When I was preparing for the SATs in high school, my math teacher told me that there were four basic skills essential to doing well on any standardized test.
I was able to raise my score significantly just by focusing on these four study skills. When I began studying for exams in college, I applied the same principle and found it equally effective.
In my experience, these four skills apply no matter what you are studying or if you are preparing for a test. In this article, I’ll explain what the four study skills are and how to use them in your studies.
What Are The 4 Study Skills?
While there may be many different approaches to studying, some more effective than others, there are four specific study skills that I have found to be used by everyone – the best students in the world included. These are not necessarily difficult skills to master, but they can be easy to forget when you are using more complicated studying techniques.
The 4 Skills You Should Be Using
1) Skimming and scanning

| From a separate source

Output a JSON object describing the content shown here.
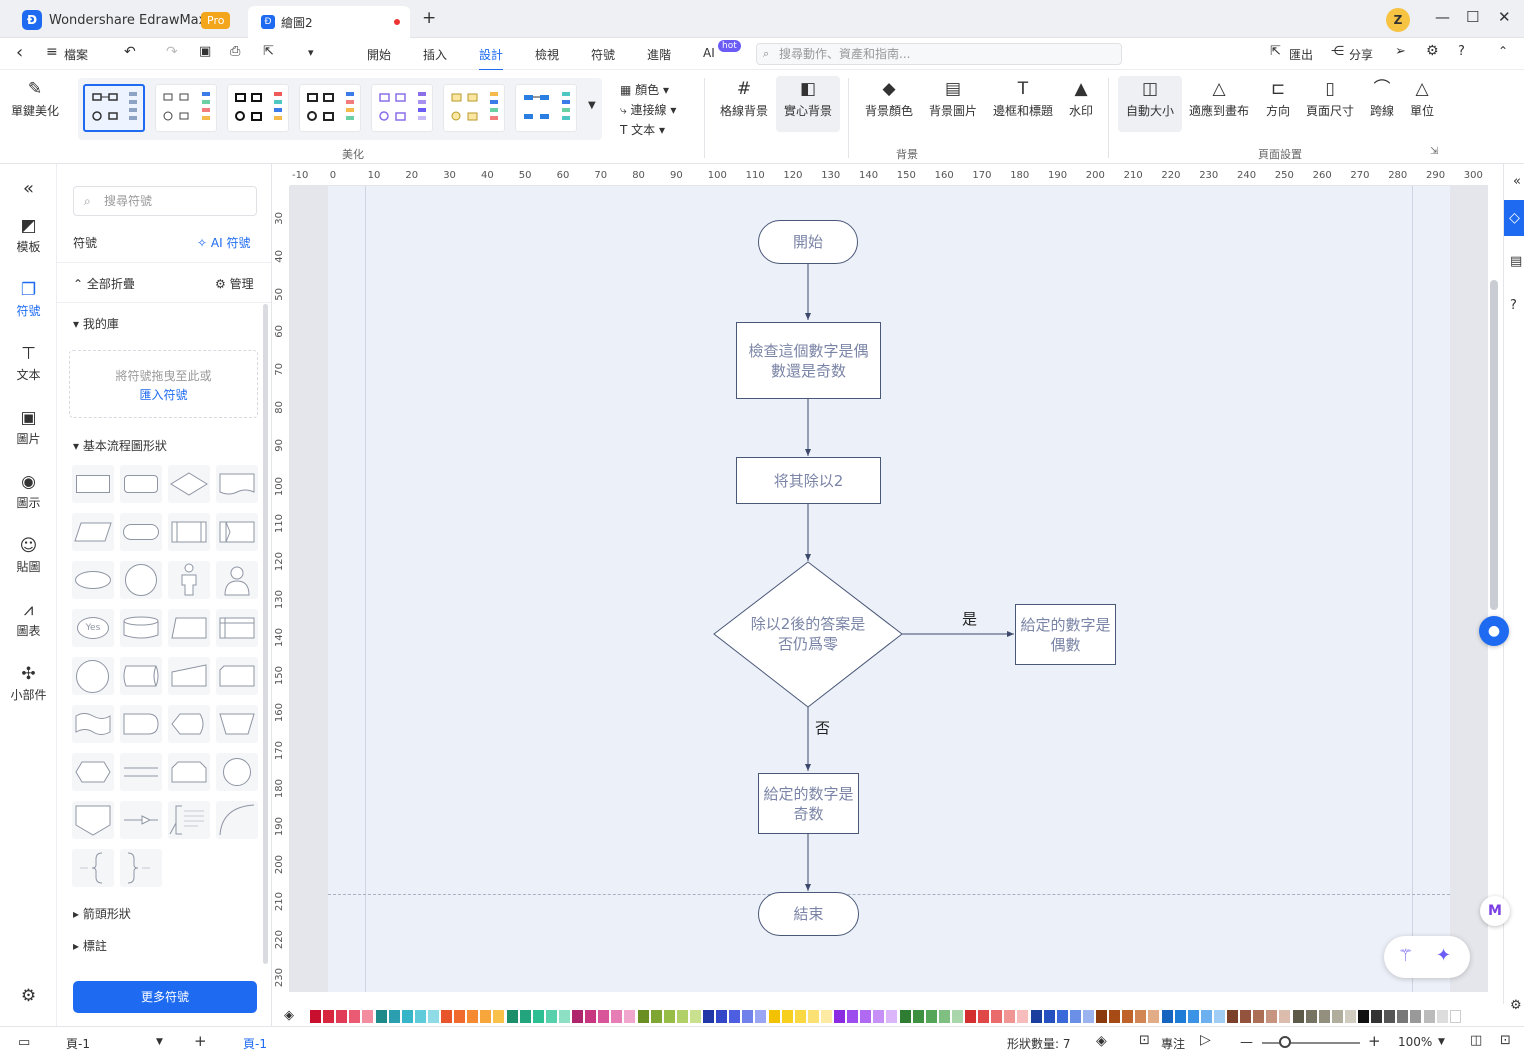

3) Testing yourself
4) Making connections
1) Skimming and Scanning
Many students assume they should read everything seven times to make sure they understand it fully. Unfortunately, this method won’t help you improve your score on most tests. The most effective way to study is to use a combination of reading and skimming the material.
To skim a text, quickly go over it looking for key words or phrases that stand out to you. If you see something that catches your attention, then stop and read carefully to make sure you understand it fully. This might take one minute or less in some cases and five minutes in others.
When you are studying textbooks and informational material, it is almost always better to scan first and then read later. I’ve seen students waste hours just rereading a textbook trying to understand one chapter that might take ten minutes to skim and comprehend if they had just gotten the main ideas from the beginning.
Once you have skimmed or scanned the material, go back and start taking notes. There are two types of notes that you should take – general and specific.
General notes are just short phrases about what you read – they’ll act as an outline for what you will write in your own words later.
Specific notes expand on your general notes by explaining concepts more in depth and providing examples.
3) Testing Yourself
If you only remember the material long enough to write it down on a sheet of paper, then you won’t be retaining it for very long – if at all. The best way to help yourself retain information is by testing yourself.
Take practice quizzes or ask friends and family members to provide you with practice tests. You can also take advantage of free online resources like Khan Academy to help you study for your exams.
4) Making Connections
Finally, don’t forget to make connections between what you are studying and things that happened in the past or ideas that you have learned about before. Many students overlook this step because it doesn’t appear to be “practical” or necessary for the test.
However, I’ve noticed that doing this actually helps me remember what I am studying. If you aren’t making connections between your studies and real life, then it will be much more difficult to recall information on exams – especially if you are nervous or anxious about them.
If you can remember these four study skills, especially as a college student, then you’ll find it easier to improve your grades and score significantly on tests.